In this article, I propose an original re-interpretation of the encounter between deconstruction and psychoanalysis as it is described by Jacques Derrida in his early essay “Freud and the scene of writing” (1966). My working hypothesis is that Derrida first reads psychoanalysis as a partially deconstructive human science. To test this hypothesis, I begin by demonstrating that Derrida’s reading draws on the description of deconstructive sciences offered since his early version of Grammatology (1965-66). Second, I explain that it traces across Freud’s work the increasing adequation of the psychoanalytic account of psychism to the model of a somehow spontaneous archiving machine. Finally, I show that, for Derrida, as a consequence of this adequation, psychism – understood as the origin of life, temporalization and the relation to the other – also marks the beginning of the history of technics.

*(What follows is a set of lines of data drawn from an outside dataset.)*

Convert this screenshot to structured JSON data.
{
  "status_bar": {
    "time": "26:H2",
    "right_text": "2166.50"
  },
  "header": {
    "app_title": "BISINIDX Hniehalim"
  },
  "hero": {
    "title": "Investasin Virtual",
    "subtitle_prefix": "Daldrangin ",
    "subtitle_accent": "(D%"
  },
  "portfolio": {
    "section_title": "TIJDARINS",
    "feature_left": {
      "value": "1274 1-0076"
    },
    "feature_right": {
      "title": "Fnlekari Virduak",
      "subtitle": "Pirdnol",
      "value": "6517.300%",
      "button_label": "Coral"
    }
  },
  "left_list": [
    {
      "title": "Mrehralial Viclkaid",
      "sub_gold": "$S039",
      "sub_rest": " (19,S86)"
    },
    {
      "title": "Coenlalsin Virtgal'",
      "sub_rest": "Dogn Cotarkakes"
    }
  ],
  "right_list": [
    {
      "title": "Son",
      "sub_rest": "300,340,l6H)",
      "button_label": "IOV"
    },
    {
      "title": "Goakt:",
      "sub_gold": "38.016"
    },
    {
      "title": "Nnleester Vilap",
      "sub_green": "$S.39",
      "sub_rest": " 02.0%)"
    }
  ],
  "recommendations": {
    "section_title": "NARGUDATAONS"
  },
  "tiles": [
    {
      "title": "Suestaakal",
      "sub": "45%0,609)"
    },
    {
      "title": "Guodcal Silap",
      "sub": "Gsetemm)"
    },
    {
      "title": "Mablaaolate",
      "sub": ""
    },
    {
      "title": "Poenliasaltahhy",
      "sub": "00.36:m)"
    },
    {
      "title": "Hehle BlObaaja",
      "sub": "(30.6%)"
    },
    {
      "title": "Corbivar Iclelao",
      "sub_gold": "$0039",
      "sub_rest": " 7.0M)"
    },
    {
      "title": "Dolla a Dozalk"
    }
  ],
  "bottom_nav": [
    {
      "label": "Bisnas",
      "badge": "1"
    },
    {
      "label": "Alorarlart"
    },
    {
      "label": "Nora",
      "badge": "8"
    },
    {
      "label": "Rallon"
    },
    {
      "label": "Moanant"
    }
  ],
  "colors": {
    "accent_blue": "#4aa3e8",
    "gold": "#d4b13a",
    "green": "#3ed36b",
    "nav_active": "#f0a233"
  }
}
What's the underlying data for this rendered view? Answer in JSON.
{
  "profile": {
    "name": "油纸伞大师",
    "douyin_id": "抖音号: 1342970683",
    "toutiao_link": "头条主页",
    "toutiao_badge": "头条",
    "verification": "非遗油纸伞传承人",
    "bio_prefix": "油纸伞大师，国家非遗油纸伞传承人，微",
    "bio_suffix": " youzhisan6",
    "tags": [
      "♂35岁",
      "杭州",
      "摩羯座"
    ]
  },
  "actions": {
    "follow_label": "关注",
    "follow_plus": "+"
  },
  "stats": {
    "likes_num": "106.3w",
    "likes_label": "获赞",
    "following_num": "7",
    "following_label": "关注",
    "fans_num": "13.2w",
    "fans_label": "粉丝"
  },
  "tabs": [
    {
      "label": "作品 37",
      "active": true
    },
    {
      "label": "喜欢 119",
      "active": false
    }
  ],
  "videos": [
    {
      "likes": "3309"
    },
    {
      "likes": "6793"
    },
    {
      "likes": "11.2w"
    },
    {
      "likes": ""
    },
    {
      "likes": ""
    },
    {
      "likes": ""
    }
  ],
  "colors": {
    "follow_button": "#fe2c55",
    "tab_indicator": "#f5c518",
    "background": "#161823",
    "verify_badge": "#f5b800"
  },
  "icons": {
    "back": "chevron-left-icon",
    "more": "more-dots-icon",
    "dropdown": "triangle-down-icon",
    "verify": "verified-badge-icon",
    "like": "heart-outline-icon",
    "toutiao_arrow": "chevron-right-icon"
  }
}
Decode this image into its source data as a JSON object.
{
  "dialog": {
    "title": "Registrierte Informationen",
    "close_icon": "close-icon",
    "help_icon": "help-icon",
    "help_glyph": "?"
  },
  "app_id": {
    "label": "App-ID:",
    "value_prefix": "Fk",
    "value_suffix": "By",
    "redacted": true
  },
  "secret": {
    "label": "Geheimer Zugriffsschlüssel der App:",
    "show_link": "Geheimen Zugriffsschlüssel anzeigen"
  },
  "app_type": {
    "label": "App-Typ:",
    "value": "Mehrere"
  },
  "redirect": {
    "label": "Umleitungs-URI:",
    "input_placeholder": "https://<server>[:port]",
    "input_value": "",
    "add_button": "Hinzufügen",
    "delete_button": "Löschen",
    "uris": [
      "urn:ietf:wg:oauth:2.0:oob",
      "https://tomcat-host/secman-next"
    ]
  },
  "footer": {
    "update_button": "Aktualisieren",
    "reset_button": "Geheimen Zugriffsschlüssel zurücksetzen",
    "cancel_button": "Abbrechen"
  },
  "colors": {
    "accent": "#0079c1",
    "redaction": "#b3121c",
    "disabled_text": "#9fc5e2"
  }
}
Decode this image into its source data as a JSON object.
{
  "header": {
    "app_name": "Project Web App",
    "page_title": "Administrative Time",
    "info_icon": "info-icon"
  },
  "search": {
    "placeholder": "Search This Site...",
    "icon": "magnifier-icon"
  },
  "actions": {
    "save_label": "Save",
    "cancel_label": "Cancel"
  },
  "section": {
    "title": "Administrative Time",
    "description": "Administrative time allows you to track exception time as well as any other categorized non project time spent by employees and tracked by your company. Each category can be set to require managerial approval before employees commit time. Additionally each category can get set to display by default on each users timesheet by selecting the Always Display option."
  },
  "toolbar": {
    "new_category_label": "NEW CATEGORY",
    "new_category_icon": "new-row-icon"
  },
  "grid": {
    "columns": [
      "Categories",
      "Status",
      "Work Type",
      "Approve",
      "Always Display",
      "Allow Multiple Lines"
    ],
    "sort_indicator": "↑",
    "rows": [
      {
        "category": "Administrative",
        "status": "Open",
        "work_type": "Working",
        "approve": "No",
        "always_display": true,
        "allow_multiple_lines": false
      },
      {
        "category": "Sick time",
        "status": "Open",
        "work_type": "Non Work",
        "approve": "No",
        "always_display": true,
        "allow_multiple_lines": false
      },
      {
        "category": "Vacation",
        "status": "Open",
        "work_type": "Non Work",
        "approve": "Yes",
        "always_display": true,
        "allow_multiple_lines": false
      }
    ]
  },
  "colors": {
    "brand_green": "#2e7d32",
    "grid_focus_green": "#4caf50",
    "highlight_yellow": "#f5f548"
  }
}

As my analyses develop, it should become increasingly evident that any critical assessments of Derrida’s encounter with psychoanalysis must reckon with the overall project of deconstruction in which this encounter is inscribed.
|Translated title of the contribution
|The being-in-the-world of psyche: Derrida’s early reading of Freud
|Number of pages
|Rivista Internazionale di Filosofia e Psicologia
|Published - 2022
- Life: Psychoanalysis